- [Records for this task]
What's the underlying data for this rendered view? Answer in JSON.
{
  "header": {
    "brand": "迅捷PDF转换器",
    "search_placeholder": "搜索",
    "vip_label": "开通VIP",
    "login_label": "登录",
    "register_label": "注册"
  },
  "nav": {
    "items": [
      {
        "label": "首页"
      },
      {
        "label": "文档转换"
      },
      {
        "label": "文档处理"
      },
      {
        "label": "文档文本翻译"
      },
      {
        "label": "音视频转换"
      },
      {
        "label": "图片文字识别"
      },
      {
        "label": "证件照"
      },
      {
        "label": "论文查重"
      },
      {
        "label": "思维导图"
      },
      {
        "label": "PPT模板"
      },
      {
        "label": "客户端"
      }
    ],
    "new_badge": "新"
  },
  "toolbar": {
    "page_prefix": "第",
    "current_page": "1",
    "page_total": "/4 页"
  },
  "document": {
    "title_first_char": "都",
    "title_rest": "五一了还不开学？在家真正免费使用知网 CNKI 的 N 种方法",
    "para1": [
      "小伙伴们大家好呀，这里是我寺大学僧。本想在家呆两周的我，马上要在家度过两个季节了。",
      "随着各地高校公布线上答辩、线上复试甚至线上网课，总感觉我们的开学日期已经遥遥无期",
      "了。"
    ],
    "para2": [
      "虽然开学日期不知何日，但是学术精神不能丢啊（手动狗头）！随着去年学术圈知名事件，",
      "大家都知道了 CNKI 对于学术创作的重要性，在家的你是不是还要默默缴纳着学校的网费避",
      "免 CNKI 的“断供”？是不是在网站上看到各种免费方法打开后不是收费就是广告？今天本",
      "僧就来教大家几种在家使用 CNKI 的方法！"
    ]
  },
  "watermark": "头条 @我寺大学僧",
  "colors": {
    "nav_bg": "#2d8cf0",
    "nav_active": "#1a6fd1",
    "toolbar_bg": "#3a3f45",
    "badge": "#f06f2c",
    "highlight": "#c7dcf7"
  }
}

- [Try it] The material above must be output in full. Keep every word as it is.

- [Reply]
What's the underlying data for this rendered view? Answer in JSON.
{
  "header": {
    "brand": "迅捷PDF转换器",
    "search_placeholder": "搜索",
    "vip_label": "开通VIP",
    "login_label": "登录",
    "register_label": "注册"
  },
  "nav": {
    "items": [
      {
        "label": "首页"
      },
      {
        "label": "文档转换"
      },
      {
        "label": "文档处理"
      },
      {
        "label": "文档文本翻译"
      },
      {
        "label": "音视频转换"
      },
      {
        "label": "图片文字识别"
      },
      {
        "label": "证件照"
      },
      {
        "label": "论文查重"
      },
      {
        "label": "思维导图"
      },
      {
        "label": "PPT模板"
      },
      {
        "label": "客户端"
      }
    ],
    "new_badge": "新"
  },
  "toolbar": {
    "page_prefix": "第",
    "current_page": "1",
    "page_total": "/4 页"
  },
  "document": {
    "title_first_char": "都",
    "title_rest": "五一了还不开学？在家真正免费使用知网 CNKI 的 N 种方法",
    "para1": [
      "小伙伴们大家好呀，这里是我寺大学僧。本想在家呆两周的我，马上要在家度过两个季节了。",
      "随着各地高校公布线上答辩、线上复试甚至线上网课，总感觉我们的开学日期已经遥遥无期",
      "了。"
    ],
    "para2": [
      "虽然开学日期不知何日，但是学术精神不能丢啊（手动狗头）！随着去年学术圈知名事件，",
      "大家都知道了 CNKI 对于学术创作的重要性，在家的你是不是还要默默缴纳着学校的网费避",
      "免 CNKI 的“断供”？是不是在网站上看到各种免费方法打开后不是收费就是广告？今天本",
      "僧就来教大家几种在家使用 CNKI 的方法！"
    ]
  },
  "watermark": "头条 @我寺大学僧",
  "colors": {
    "nav_bg": "#2d8cf0",
    "nav_active": "#1a6fd1",
    "toolbar_bg": "#3a3f45",
    "badge": "#f06f2c",
    "highlight": "#c7dcf7"
  }
}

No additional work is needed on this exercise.